» **Component data from apps and pages**:
-.-.-

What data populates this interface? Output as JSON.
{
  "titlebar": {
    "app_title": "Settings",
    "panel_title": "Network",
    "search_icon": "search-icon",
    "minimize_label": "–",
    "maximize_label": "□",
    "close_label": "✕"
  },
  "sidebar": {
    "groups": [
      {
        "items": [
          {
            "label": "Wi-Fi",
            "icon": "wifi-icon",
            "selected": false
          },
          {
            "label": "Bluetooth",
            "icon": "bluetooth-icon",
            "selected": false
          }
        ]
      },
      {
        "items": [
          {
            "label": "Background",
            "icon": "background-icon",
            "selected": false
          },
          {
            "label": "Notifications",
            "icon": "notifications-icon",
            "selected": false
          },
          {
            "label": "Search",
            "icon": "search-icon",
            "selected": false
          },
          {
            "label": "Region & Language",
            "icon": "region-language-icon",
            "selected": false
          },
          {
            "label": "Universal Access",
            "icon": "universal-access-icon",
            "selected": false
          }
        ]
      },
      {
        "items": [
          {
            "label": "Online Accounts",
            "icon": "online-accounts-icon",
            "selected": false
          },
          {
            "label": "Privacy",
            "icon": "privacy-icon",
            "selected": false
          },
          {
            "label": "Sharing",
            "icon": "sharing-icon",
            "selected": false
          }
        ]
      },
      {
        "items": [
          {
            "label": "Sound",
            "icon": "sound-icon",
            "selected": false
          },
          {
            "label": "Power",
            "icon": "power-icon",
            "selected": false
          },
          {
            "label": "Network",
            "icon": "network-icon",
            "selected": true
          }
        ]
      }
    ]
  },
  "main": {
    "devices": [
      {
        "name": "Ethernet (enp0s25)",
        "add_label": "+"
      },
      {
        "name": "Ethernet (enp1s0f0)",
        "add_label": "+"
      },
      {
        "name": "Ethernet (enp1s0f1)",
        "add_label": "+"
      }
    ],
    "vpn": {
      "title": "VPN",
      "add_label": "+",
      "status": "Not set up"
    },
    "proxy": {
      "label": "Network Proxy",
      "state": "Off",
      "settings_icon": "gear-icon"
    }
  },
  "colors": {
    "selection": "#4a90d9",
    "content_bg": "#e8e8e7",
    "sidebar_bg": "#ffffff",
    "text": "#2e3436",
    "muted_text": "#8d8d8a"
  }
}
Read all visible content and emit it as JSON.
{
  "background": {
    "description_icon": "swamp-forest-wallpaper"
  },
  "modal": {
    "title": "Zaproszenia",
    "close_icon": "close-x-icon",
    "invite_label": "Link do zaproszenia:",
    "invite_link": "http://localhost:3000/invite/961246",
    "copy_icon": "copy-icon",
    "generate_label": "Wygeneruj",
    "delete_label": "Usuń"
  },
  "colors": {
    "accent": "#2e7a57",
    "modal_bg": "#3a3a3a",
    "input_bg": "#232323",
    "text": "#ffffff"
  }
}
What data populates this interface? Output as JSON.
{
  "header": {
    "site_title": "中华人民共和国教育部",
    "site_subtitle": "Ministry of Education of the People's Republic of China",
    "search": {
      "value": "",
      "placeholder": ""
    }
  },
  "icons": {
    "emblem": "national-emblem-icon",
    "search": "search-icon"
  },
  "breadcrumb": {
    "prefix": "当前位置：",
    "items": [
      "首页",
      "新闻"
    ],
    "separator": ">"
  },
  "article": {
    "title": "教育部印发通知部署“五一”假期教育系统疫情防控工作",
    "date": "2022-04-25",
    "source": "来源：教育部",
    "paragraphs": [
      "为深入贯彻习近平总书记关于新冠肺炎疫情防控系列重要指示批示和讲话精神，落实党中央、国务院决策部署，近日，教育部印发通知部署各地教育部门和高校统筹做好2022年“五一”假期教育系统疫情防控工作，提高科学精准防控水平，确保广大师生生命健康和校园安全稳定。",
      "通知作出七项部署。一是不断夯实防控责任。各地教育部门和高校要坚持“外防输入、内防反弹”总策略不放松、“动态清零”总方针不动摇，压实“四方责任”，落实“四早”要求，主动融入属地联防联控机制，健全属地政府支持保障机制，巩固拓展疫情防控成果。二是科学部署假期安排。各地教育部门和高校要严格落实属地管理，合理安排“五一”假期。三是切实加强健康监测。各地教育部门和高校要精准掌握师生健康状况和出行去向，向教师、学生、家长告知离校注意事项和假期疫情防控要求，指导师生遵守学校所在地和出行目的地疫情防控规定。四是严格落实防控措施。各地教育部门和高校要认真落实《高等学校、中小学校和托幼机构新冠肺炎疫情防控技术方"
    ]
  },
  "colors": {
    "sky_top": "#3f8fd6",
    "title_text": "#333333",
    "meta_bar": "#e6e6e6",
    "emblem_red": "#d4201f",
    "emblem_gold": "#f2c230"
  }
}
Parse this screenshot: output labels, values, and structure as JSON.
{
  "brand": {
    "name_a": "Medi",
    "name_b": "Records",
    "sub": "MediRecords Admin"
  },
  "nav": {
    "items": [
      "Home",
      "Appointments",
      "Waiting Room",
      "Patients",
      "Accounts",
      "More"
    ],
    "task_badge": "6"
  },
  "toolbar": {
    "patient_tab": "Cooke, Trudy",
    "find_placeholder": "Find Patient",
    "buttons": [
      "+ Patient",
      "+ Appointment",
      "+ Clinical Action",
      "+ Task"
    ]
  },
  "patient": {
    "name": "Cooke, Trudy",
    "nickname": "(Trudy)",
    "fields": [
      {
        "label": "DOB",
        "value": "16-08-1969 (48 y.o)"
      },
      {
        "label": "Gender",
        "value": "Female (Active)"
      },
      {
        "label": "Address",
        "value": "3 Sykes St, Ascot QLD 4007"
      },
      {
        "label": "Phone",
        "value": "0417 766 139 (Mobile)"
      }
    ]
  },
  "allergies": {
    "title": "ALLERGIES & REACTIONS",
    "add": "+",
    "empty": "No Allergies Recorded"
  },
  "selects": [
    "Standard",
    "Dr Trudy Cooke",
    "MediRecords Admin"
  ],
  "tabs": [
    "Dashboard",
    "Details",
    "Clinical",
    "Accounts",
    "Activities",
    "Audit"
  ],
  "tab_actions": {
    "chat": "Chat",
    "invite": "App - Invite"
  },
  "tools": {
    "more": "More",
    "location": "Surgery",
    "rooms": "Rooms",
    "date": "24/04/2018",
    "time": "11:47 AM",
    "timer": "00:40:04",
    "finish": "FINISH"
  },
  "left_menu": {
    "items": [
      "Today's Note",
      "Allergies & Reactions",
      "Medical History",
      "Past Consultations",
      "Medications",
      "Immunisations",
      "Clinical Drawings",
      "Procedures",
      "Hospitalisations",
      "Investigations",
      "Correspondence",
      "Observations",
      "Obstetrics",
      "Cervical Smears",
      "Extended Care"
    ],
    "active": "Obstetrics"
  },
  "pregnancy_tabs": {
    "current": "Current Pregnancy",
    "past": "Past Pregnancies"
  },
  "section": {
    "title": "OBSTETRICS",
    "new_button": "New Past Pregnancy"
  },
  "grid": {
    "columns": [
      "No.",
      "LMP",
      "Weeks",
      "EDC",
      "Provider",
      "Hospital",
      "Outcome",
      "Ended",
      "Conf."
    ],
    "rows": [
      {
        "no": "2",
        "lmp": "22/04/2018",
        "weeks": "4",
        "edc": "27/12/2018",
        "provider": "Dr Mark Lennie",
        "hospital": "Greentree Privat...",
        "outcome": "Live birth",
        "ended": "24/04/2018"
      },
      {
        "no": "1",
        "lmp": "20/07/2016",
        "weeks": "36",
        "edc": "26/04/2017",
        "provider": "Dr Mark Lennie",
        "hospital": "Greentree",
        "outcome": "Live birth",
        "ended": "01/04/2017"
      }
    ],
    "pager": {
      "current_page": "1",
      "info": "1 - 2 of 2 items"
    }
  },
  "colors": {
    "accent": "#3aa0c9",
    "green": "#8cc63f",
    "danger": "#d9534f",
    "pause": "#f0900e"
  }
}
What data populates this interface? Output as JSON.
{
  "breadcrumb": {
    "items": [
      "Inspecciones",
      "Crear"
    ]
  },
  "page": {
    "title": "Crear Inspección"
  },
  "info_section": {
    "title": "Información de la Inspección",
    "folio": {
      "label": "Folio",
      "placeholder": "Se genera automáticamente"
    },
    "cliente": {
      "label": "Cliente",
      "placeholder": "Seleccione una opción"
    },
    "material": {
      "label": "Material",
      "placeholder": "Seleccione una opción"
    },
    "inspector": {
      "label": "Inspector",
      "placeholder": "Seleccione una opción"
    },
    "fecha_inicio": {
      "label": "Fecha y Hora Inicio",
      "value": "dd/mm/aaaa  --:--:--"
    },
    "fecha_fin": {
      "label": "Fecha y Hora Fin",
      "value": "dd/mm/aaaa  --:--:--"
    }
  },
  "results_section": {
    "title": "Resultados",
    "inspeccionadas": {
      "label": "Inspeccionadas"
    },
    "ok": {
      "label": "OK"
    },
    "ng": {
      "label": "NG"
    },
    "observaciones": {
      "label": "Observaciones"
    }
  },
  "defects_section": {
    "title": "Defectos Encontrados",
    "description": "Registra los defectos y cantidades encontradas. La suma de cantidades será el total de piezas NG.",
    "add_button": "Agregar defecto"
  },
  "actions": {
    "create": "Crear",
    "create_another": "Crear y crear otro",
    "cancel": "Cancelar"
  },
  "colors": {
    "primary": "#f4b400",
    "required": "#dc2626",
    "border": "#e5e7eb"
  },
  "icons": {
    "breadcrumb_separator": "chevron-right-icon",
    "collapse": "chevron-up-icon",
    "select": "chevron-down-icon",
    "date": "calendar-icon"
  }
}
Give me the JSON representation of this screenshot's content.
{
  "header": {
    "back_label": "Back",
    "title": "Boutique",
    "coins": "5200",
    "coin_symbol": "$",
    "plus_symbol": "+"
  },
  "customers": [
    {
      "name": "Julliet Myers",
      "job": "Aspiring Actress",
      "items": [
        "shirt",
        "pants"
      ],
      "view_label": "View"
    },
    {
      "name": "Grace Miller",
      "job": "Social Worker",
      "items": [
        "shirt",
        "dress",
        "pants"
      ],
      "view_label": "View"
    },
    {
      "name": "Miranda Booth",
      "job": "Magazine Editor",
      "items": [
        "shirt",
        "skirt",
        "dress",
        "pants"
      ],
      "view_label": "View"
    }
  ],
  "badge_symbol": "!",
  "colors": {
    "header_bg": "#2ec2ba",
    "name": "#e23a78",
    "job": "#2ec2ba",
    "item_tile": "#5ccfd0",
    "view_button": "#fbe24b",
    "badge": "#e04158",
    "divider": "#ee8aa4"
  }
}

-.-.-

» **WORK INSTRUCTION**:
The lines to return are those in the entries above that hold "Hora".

» **RESPONSE TO THE TASK**:
      "label": "Fecha y Hora Inicio",
      "label": "Fecha y Hora Fin",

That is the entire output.